RECORDS FOR THE EXERCISE below:
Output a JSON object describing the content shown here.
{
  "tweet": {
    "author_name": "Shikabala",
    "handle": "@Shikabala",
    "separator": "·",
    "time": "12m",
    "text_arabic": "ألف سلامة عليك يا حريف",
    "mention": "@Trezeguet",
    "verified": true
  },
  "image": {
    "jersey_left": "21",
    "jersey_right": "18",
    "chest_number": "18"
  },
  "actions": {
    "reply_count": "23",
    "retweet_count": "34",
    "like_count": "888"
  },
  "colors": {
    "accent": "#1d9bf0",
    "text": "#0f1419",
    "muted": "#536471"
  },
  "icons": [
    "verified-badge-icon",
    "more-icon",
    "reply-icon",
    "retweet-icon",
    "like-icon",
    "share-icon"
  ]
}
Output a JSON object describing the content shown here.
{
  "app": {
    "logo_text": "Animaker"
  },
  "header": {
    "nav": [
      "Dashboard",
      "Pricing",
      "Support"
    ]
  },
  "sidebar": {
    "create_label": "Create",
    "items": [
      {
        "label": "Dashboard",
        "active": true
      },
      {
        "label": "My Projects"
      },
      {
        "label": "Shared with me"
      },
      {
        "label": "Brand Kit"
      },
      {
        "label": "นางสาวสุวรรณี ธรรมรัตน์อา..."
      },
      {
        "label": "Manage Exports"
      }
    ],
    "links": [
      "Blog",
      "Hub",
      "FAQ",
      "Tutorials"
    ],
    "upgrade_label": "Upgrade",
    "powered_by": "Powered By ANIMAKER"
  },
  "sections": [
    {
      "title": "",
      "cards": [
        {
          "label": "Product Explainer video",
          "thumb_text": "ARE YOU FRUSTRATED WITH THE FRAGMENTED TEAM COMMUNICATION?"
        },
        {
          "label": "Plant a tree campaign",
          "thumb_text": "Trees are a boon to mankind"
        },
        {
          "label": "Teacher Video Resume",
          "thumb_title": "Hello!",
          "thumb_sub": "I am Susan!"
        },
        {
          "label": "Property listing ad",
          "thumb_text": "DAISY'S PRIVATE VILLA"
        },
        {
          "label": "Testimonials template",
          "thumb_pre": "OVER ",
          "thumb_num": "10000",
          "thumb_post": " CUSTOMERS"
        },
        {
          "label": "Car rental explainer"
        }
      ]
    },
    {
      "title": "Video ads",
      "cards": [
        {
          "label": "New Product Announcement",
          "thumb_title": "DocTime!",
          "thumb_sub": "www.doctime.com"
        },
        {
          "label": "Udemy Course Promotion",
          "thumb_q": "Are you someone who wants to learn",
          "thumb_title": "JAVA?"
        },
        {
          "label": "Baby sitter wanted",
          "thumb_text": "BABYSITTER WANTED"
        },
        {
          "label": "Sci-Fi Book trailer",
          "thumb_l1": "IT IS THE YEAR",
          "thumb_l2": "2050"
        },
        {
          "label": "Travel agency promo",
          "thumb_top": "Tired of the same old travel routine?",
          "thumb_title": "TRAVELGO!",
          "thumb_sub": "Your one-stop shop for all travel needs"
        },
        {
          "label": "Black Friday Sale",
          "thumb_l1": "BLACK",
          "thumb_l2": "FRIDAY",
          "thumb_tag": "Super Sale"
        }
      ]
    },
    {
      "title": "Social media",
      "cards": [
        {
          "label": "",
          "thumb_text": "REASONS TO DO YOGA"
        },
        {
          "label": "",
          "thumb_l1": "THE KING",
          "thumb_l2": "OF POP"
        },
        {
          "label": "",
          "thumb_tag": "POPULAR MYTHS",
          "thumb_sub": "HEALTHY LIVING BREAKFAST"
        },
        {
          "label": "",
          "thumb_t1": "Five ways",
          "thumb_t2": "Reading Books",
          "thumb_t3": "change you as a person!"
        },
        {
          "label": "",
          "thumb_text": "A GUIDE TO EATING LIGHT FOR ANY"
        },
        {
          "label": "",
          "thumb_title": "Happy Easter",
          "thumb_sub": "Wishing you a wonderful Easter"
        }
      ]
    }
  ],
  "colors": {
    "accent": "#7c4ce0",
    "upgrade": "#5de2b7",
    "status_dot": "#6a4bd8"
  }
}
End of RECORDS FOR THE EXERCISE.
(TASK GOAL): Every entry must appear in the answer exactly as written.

(ANSWER TO THIS PROBLEM):
Output a JSON object describing the content shown here.
{
  "tweet": {
    "author_name": "Shikabala",
    "handle": "@Shikabala",
    "separator": "·",
    "time": "12m",
    "text_arabic": "ألف سلامة عليك يا حريف",
    "mention": "@Trezeguet",
    "verified": true
  },
  "image": {
    "jersey_left": "21",
    "jersey_right": "18",
    "chest_number": "18"
  },
  "actions": {
    "reply_count": "23",
    "retweet_count": "34",
    "like_count": "888"
  },
  "colors": {
    "accent": "#1d9bf0",
    "text": "#0f1419",
    "muted": "#536471"
  },
  "icons": [
    "verified-badge-icon",
    "more-icon",
    "reply-icon",
    "retweet-icon",
    "like-icon",
    "share-icon"
  ]
}
Output a JSON object describing the content shown here.
{
  "app": {
    "logo_text": "Animaker"
  },
  "header": {
    "nav": [
      "Dashboard",
      "Pricing",
      "Support"
    ]
  },
  "sidebar": {
    "create_label": "Create",
    "items": [
      {
        "label": "Dashboard",
        "active": true
      },
      {
        "label": "My Projects"
      },
      {
        "label": "Shared with me"
      },
      {
        "label": "Brand Kit"
      },
      {
        "label": "นางสาวสุวรรณี ธรรมรัตน์อา..."
      },
      {
        "label": "Manage Exports"
      }
    ],
    "links": [
      "Blog",
      "Hub",
      "FAQ",
      "Tutorials"
    ],
    "upgrade_label": "Upgrade",
    "powered_by": "Powered By ANIMAKER"
  },
  "sections": [
    {
      "title": "",
      "cards": [
        {
          "label": "Product Explainer video",
          "thumb_text": "ARE YOU FRUSTRATED WITH THE FRAGMENTED TEAM COMMUNICATION?"
        },
        {
          "label": "Plant a tree campaign",
          "thumb_text": "Trees are a boon to mankind"
        },
        {
          "label": "Teacher Video Resume",
          "thumb_title": "Hello!",
          "thumb_sub": "I am Susan!"
        },
        {
          "label": "Property listing ad",
          "thumb_text": "DAISY'S PRIVATE VILLA"
        },
        {
          "label": "Testimonials template",
          "thumb_pre": "OVER ",
          "thumb_num": "10000",
          "thumb_post": " CUSTOMERS"
        },
        {
          "label": "Car rental explainer"
        }
      ]
    },
    {
      "title": "Video ads",
      "cards": [
        {
          "label": "New Product Announcement",
          "thumb_title": "DocTime!",
          "thumb_sub": "www.doctime.com"
        },
        {
          "label": "Udemy Course Promotion",
          "thumb_q": "Are you someone who wants to learn",
          "thumb_title": "JAVA?"
        },
        {
          "label": "Baby sitter wanted",
          "thumb_text": "BABYSITTER WANTED"
        },
        {
          "label": "Sci-Fi Book trailer",
          "thumb_l1": "IT IS THE YEAR",
          "thumb_l2": "2050"
        },
        {
          "label": "Travel agency promo",
          "thumb_top": "Tired of the same old travel routine?",
          "thumb_title": "TRAVELGO!",
          "thumb_sub": "Your one-stop shop for all travel needs"
        },
        {
          "label": "Black Friday Sale",
          "thumb_l1": "BLACK",
          "thumb_l2": "FRIDAY",
          "thumb_tag": "Super Sale"
        }
      ]
    },
    {
      "title": "Social media",
      "cards": [
        {
          "label": "",
          "thumb_text": "REASONS TO DO YOGA"
        },
        {
          "label": "",
          "thumb_l1": "THE KING",
          "thumb_l2": "OF POP"
        },
        {
          "label": "",
          "thumb_tag": "POPULAR MYTHS",
          "thumb_sub": "HEALTHY LIVING BREAKFAST"
        },
        {
          "label": "",
          "thumb_t1": "Five ways",
          "thumb_t2": "Reading Books",
          "thumb_t3": "change you as a person!"
        },
        {
          "label": "",
          "thumb_text": "A GUIDE TO EATING LIGHT FOR ANY"
        },
        {
          "label": "",
          "thumb_title": "Happy Easter",
          "thumb_sub": "Wishing you a wonderful Easter"
        }
      ]
    }
  ],
  "colors": {
    "accent": "#7c4ce0",
    "upgrade": "#5de2b7",
    "status_dot": "#6a4bd8"
  }
}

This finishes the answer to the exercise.